━━━━━ Data excerpts ━━━━━
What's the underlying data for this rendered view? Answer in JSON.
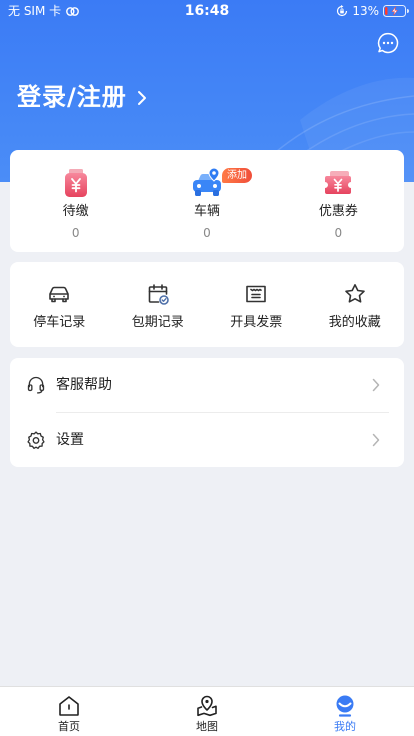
{
  "status_bar": {
    "carrier": "无 SIM 卡",
    "time": "16:48",
    "battery_text": "13%",
    "battery_level": 13
  },
  "header": {
    "login_label": "登录/注册"
  },
  "quick": {
    "items": [
      {
        "label": "待缴",
        "count": "0",
        "icon": "wallet-yuan-icon"
      },
      {
        "label": "车辆",
        "count": "0",
        "icon": "car-icon",
        "badge": "添加"
      },
      {
        "label": "优惠券",
        "count": "0",
        "icon": "coupon-icon"
      }
    ]
  },
  "services": {
    "items": [
      {
        "label": "停车记录",
        "icon": "car-outline-icon"
      },
      {
        "label": "包期记录",
        "icon": "calendar-check-icon"
      },
      {
        "label": "开具发票",
        "icon": "invoice-icon"
      },
      {
        "label": "我的收藏",
        "icon": "star-icon"
      }
    ]
  },
  "menu": {
    "items": [
      {
        "label": "客服帮助",
        "icon": "headset-icon"
      },
      {
        "label": "设置",
        "icon": "gear-icon"
      }
    ]
  },
  "tabbar": {
    "items": [
      {
        "label": "首页",
        "icon": "home-icon",
        "active": false
      },
      {
        "label": "地图",
        "icon": "map-icon",
        "active": false
      },
      {
        "label": "我的",
        "icon": "profile-icon",
        "active": true
      }
    ]
  },
  "colors": {
    "accent": "#3a7bf4",
    "header_top": "#3b7bf5",
    "header_bottom": "#4b8df7",
    "badge": "#f05a3c",
    "page_background": "#eef0f5",
    "battery_low": "#ff3b30"
  }
}
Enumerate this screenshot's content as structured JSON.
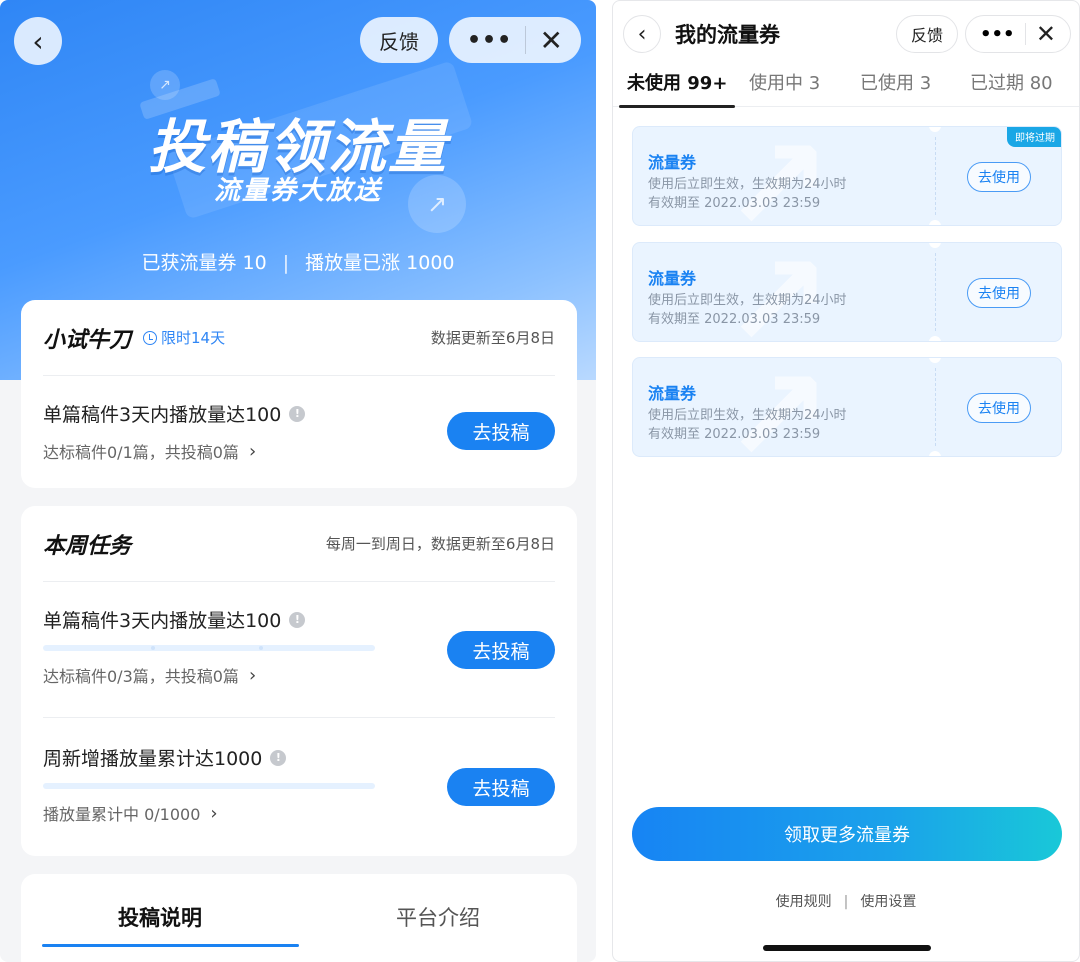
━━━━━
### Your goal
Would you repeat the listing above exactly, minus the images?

### Answer box
What's the underlying data for this rendered view? Answer in JSON.
{
  "status_bar": {
    "carrier": "无 SIM 卡",
    "time": "16:48",
    "battery_text": "13%",
    "battery_level": 13
  },
  "header": {
    "login_label": "登录/注册"
  },
  "quick": {
    "items": [
      {
        "label": "待缴",
        "count": "0",
        "icon": "wallet-yuan-icon"
      },
      {
        "label": "车辆",
        "count": "0",
        "icon": "car-icon",
        "badge": "添加"
      },
      {
        "label": "优惠券",
        "count": "0",
        "icon": "coupon-icon"
      }
    ]
  },
  "services": {
    "items": [
      {
        "label": "停车记录",
        "icon": "car-outline-icon"
      },
      {
        "label": "包期记录",
        "icon": "calendar-check-icon"
      },
      {
        "label": "开具发票",
        "icon": "invoice-icon"
      },
      {
        "label": "我的收藏",
        "icon": "star-icon"
      }
    ]
  },
  "menu": {
    "items": [
      {
        "label": "客服帮助",
        "icon": "headset-icon"
      },
      {
        "label": "设置",
        "icon": "gear-icon"
      }
    ]
  },
  "tabbar": {
    "items": [
      {
        "label": "首页",
        "icon": "home-icon",
        "active": false
      },
      {
        "label": "地图",
        "icon": "map-icon",
        "active": false
      },
      {
        "label": "我的",
        "icon": "profile-icon",
        "active": true
      }
    ]
  },
  "colors": {
    "accent": "#3a7bf4",
    "header_top": "#3b7bf5",
    "header_bottom": "#4b8df7",
    "badge": "#f05a3c",
    "page_background": "#eef0f5",
    "battery_low": "#ff3b30"
  }
}
Enumerate this screenshot's content as structured JSON.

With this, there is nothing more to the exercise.